I'm terribly sorry about not updating in months, I've been kinda depressed and unenthusiastic about everything. But on the bright side, that means I have a backlog of things to post about. First up is a long one that's been on my mind for a while.
As my twitter followers might have noticed around month ago, I went to my first Lolita meet-up. In honesty I was extremely nervous: my outfit was homemade, and I have met and seen very brand oriented people in Lolita; and I had chosen to wear Wa-Lolita, a subsection inspired by traditional Japanese clothing. I didn't want to be branded as a "weaboo" or seen as too costume-y, but I was in love with the style.
|I never got a better picture with the parasol, so here's a selfie|
|and the final product of my hard work|
The most common phrase I found together with Wa-Loli was cultural appropriation. This was all soon after the whole Lone Ranger fiasco with teenage girls dressing up in what they thought of as Native American attire (suede with fringe and feather headdresses) to match Johny Depp's character, so the term was already on my radar. It was really surprising how vocal some people were, arguing to never wear wa-loli because it is cultural appropriation and offensive and bad and on the same level as wearing a geisha costume for Halloween. It got me thinking "had I just done a bad thing?"
My answer is no. I don't think I've done anything offensive. My first reason is tied to what Wa-Lolita is. As I stated earlier, Wa-Lolita is a subsection of the Lolita street fashion. Lolita originated in Japan and is designed to mimic European fashions usually from the Victorian era or the Rococo period. Wa-Lolita is a fusion of the Japanese kimono with the aesthetics and silhouette of Lolita fashion. Wa-Lolita is not a cultural symbol, but a fashion style.

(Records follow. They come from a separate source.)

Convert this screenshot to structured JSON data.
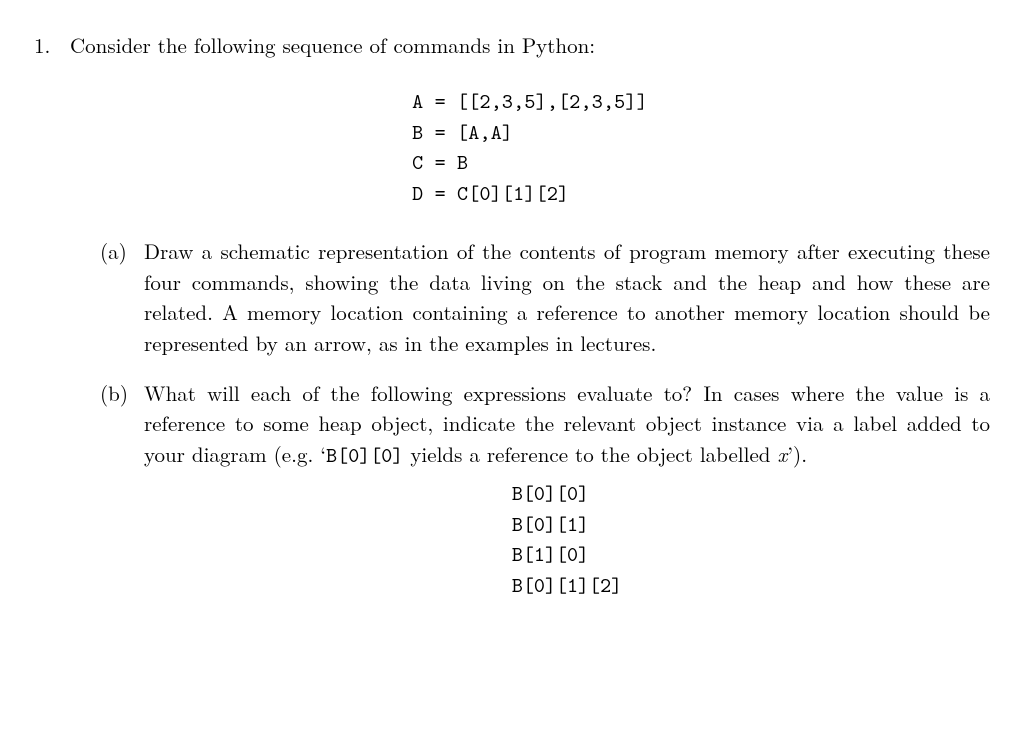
{
  "problem": {
    "number": "1.",
    "intro": "Consider the following sequence of commands in Python:",
    "code_lines": [
      "A = [[2,3,5],[2,3,5]]",
      "B = [A,A]",
      "C = B",
      "D = C[0][1][2]"
    ],
    "parts": {
      "a": {
        "label": "(a)",
        "text_pre": "Draw a schematic representation of the contents of program memory after executing these four commands, showing the data living on the stack and the heap and how these are related. A memory location containing a reference to another memory location should be represented by an arrow, as in the examples in lectures."
      },
      "b": {
        "label": "(b)",
        "text_pre": "What will each of the following expressions evaluate to?  In cases where the value is a reference to some heap object, indicate the relevant object instance via a label added to your diagram (e.g. ‘",
        "code_inline": "B[0][0]",
        "text_mid": " yields a reference to the object labelled ",
        "var": "x",
        "text_post": "’).",
        "expressions": [
          "B[0][0]",
          "B[0][1]",
          "B[1][0]",
          "B[0][1][2]"
        ]
      }
    }
  }
}
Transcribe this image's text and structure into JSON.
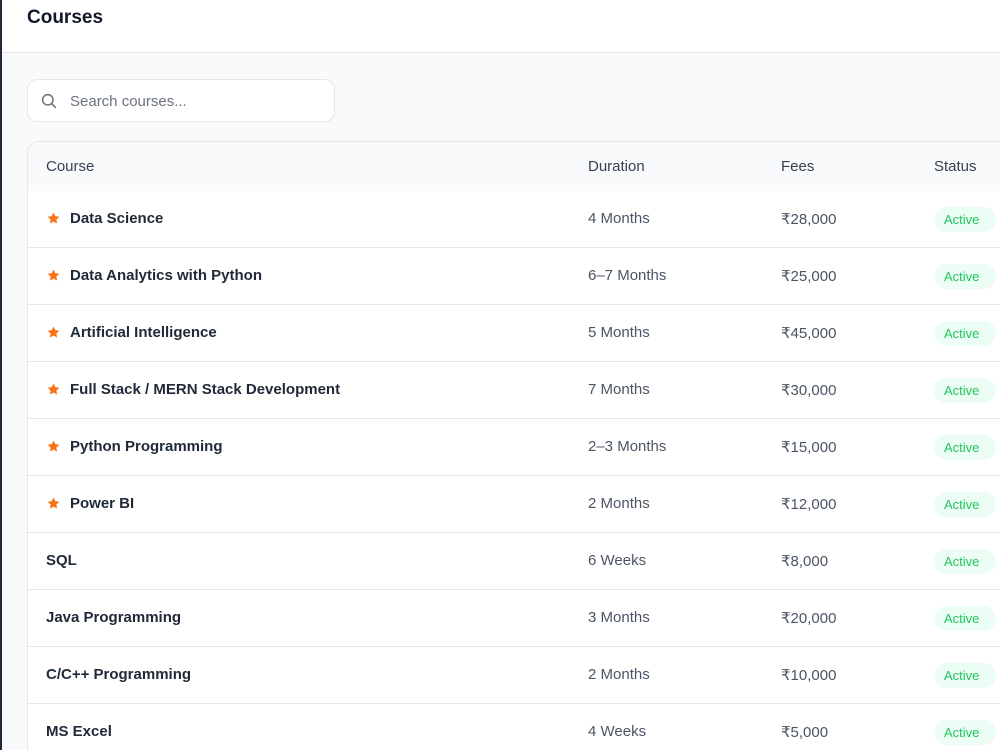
{
  "header": {
    "title": "Courses"
  },
  "search": {
    "placeholder": "Search courses..."
  },
  "table": {
    "headers": {
      "course": "Course",
      "duration": "Duration",
      "fees": "Fees",
      "status": "Status"
    },
    "rows": [
      {
        "name": "Data Science",
        "duration": "4 Months",
        "fees": "₹28,000",
        "status": "Active",
        "featured": true
      },
      {
        "name": "Data Analytics with Python",
        "duration": "6–7 Months",
        "fees": "₹25,000",
        "status": "Active",
        "featured": true
      },
      {
        "name": "Artificial Intelligence",
        "duration": "5 Months",
        "fees": "₹45,000",
        "status": "Active",
        "featured": true
      },
      {
        "name": "Full Stack / MERN Stack Development",
        "duration": "7 Months",
        "fees": "₹30,000",
        "status": "Active",
        "featured": true
      },
      {
        "name": "Python Programming",
        "duration": "2–3 Months",
        "fees": "₹15,000",
        "status": "Active",
        "featured": true
      },
      {
        "name": "Power BI",
        "duration": "2 Months",
        "fees": "₹12,000",
        "status": "Active",
        "featured": true
      },
      {
        "name": "SQL",
        "duration": "6 Weeks",
        "fees": "₹8,000",
        "status": "Active",
        "featured": false
      },
      {
        "name": "Java Programming",
        "duration": "3 Months",
        "fees": "₹20,000",
        "status": "Active",
        "featured": false
      },
      {
        "name": "C/C++ Programming",
        "duration": "2 Months",
        "fees": "₹10,000",
        "status": "Active",
        "featured": false
      },
      {
        "name": "MS Excel",
        "duration": "4 Weeks",
        "fees": "₹5,000",
        "status": "Active",
        "featured": false
      }
    ]
  },
  "icons": {
    "search": "search-icon",
    "featured": "star-icon"
  },
  "colors": {
    "featured_star": "#f97316",
    "active_text": "#22c55e",
    "active_bg": "#ecfdf5",
    "border": "#e5e7eb"
  }
}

"But in changing the kimono, a cultural symbol in Japan, you are being disrespectful."
I have been interested in and casually studying Japanese culture for five or so years. I researched how kimonos are made in order to make the pattern for this dress. Honestly, kimonos are not taken very strictly anymore. There are few rules, all of which I adhered to such as only closing it left-over-right and giving it as close to an accurate a fit as I could with my body type. There are kimonos for special occasions, sure, but I had based mine on the Yukata, which is a very casual garment. With the obi, I looked to find if there were any rules, but as far as I could find, it all comes down to aesthetics fro color and skill for the knot. There are even obi belts that hook closed with knots or bows that get hooked on the back
Along with the actual kimono, I paid close attention to what Japanese Wa-Lolita dresses look like. Here are some examples:
|Wa-Lolita with a plaid print and accenting "obi" and underskirt (similar to what I had done) from Bodyline|
|Wa-Lolita with a traditionally Lolita print from Bodyline|
|various Wa-Lolita from Japanese brand Lacrima|
|Wa-Lolita scan from a Gosurori magazine|
I'm not trying to argue that just because a culture changes or misuses a piece of clothing or a symbol, it is then acceptable for everyone to do the same. I am just saying that before you try to argue that something is offensive to a culture, you should first learn if it is offensive. In the case of teenage girls wearing feather headdresses which are not only a ceremonial garment, but are also earned, that is totally a case of cultural appropriation which is very offensive. In the case of me, a white girl, wearing wa-lolita, it could be cultural appropriation in it's most basic definition. There are many reasons why I would be surprised if a Japanese person came up to me telling me that what I was wearing was offensive, but if that did happen I would retire this outfit. If someone from an altogether different culture tried to say that I was offending Japanese people with this dress, I would instead explain to them all the points I mentioned in this blog post.
While I can understand people being cautious about accidentally offending people, there are some people who I think are a bit too trigger happy about calling something offensive (to somebody else).